One study surveyed more than 520,000 people in 10 European countries, making it the largest study to date on coffee and mortality, and found that drinking more coffee could significantly lower a person’s risk of mortality.
These findings are consistent with previous studies that had looked at majority white populations, said Veronica Wendy Setiawan, associate professor of preventative medicine at USC’s Keck School of Medicine, who led the study on nonwhite populations.
The new study shows that there is a stronger biological possibility for the relationship between coffee and longevity and found that mortality was inversely related to coffee consumption for heart disease, cancer, respiratory disease, stroke, diabetes and kidney disease.

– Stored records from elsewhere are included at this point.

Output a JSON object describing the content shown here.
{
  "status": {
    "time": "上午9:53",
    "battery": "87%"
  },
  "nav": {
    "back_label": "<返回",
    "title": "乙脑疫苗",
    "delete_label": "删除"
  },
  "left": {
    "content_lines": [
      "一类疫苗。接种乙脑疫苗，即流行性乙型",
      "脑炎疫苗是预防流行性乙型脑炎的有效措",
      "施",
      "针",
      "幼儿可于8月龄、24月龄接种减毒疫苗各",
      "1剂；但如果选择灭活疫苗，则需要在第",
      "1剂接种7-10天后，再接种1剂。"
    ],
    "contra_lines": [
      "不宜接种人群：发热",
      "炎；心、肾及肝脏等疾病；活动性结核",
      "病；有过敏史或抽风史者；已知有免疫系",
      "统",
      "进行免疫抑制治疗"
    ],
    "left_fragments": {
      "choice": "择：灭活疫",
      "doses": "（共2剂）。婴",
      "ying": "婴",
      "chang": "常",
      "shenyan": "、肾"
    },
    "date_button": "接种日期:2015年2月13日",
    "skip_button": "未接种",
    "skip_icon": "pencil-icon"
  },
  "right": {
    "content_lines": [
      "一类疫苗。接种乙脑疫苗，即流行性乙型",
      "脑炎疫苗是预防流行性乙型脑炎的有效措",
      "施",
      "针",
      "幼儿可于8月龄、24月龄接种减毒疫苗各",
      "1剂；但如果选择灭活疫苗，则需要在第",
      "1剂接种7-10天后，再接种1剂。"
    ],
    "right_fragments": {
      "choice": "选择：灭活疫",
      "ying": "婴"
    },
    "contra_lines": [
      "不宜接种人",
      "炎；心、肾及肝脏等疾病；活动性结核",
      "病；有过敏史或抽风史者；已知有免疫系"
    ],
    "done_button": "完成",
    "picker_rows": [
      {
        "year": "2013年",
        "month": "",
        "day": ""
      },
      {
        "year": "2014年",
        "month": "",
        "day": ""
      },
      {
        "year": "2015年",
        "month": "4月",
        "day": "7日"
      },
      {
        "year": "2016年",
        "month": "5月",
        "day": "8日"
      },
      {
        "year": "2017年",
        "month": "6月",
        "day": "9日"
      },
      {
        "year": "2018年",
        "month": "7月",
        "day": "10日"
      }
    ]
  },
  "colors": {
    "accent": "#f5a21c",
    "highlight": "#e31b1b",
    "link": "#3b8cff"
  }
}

“We looked at multiple countries across Europe, where the way the population drinks coffee and prepares coffee is quite different,” said Marc Gunter, reader in cancer epidemiology and prevention at Imperial College’s School of Public Health in the UK, who co-authored the European study.

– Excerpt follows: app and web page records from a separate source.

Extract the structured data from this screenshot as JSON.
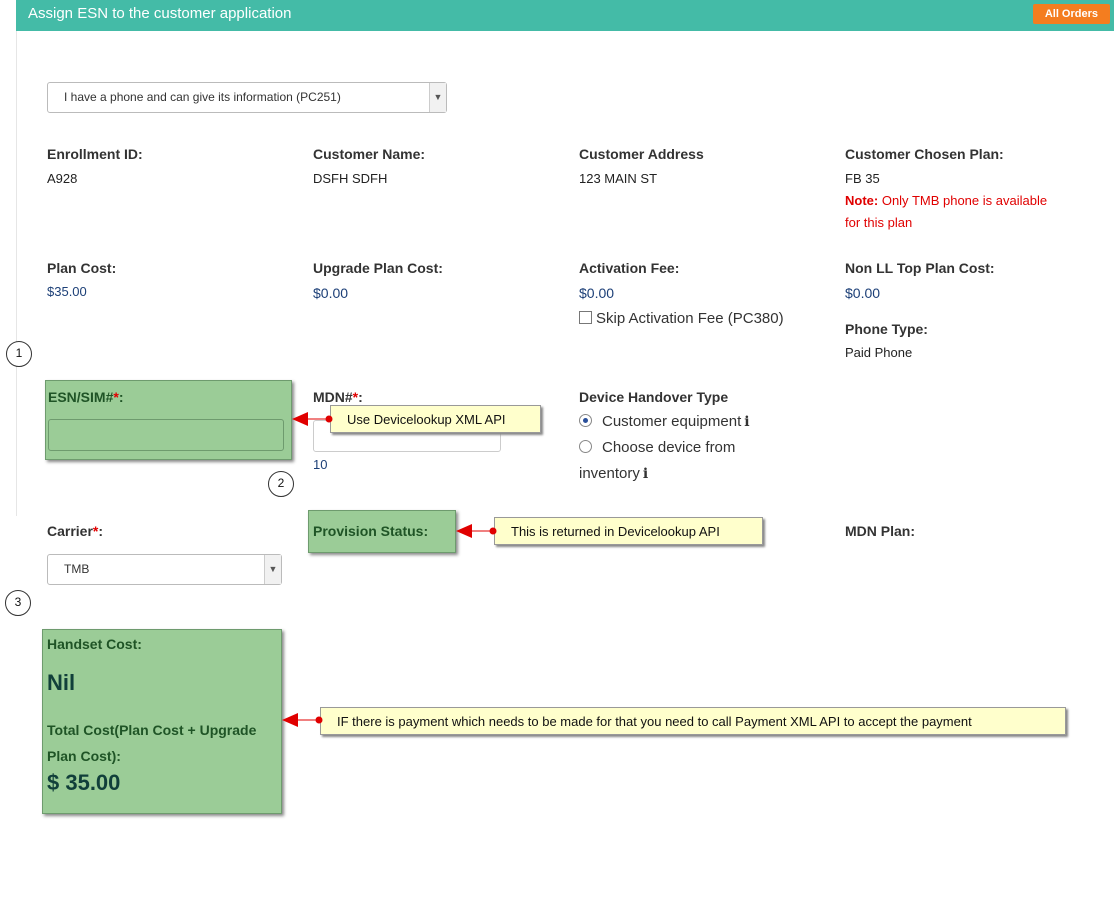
{
  "header": {
    "title": "Assign ESN to the customer application",
    "all_orders_label": "All Orders"
  },
  "phone_select": {
    "selected": "I have a phone and can give its information (PC251)"
  },
  "info": {
    "enrollment_id_label": "Enrollment ID:",
    "enrollment_id": "A928",
    "customer_name_label": "Customer Name:",
    "customer_name": "DSFH SDFH",
    "customer_address_label": "Customer Address",
    "customer_address": "123 MAIN ST",
    "chosen_plan_label": "Customer Chosen Plan:",
    "chosen_plan": "FB 35",
    "note_prefix": "Note:",
    "note_line1": " Only TMB phone is available",
    "note_line2": "for this plan"
  },
  "costs": {
    "plan_cost_label": "Plan Cost:",
    "plan_cost": "$35.00",
    "upgrade_plan_cost_label": "Upgrade Plan Cost:",
    "upgrade_plan_cost": "$0.00",
    "activation_fee_label": "Activation Fee:",
    "activation_fee": "$0.00",
    "skip_activation_label": "Skip Activation Fee (PC380)",
    "non_ll_label": "Non LL Top Plan Cost:",
    "non_ll": "$0.00",
    "phone_type_label": "Phone Type:",
    "phone_type": "Paid Phone"
  },
  "device": {
    "esn_label": "ESN/SIM#",
    "mdn_label": "MDN#",
    "required_mark": "*",
    "colon": ":",
    "mdn_count": "10",
    "handover_label": "Device Handover Type",
    "option_customer": "Customer equipment",
    "option_inventory_line1": "Choose device from",
    "option_inventory_line2": "inventory",
    "info_glyph": "i"
  },
  "carrier": {
    "label": "Carrier",
    "selected": "TMB",
    "provision_status_label": "Provision Status:",
    "mdn_plan_label": "MDN Plan:"
  },
  "totals": {
    "handset_cost_label": "Handset Cost:",
    "handset_cost": "Nil",
    "total_cost_label_line1": "Total Cost(Plan Cost + Upgrade",
    "total_cost_label_line2": "Plan Cost):",
    "total_cost": "$ 35.00"
  },
  "annotations": {
    "callout_1": "Use Devicelookup XML API",
    "callout_2": "This is returned in Devicelookup API",
    "callout_3": "IF there is payment which needs to be made for that you need to call Payment XML API to accept the payment",
    "step_1": "1",
    "step_2": "2",
    "step_3": "3"
  },
  "colors": {
    "header": "#44bba7",
    "all_orders": "#f47d1f",
    "highlight": "#9bcc97",
    "callout": "#ffffcc",
    "arrow": "#e00000"
  }
}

“The takeaway message would be that drinking a couple cups of coffee a day doesn’t do you any harm, and actually, it might be doing you some good,” he said.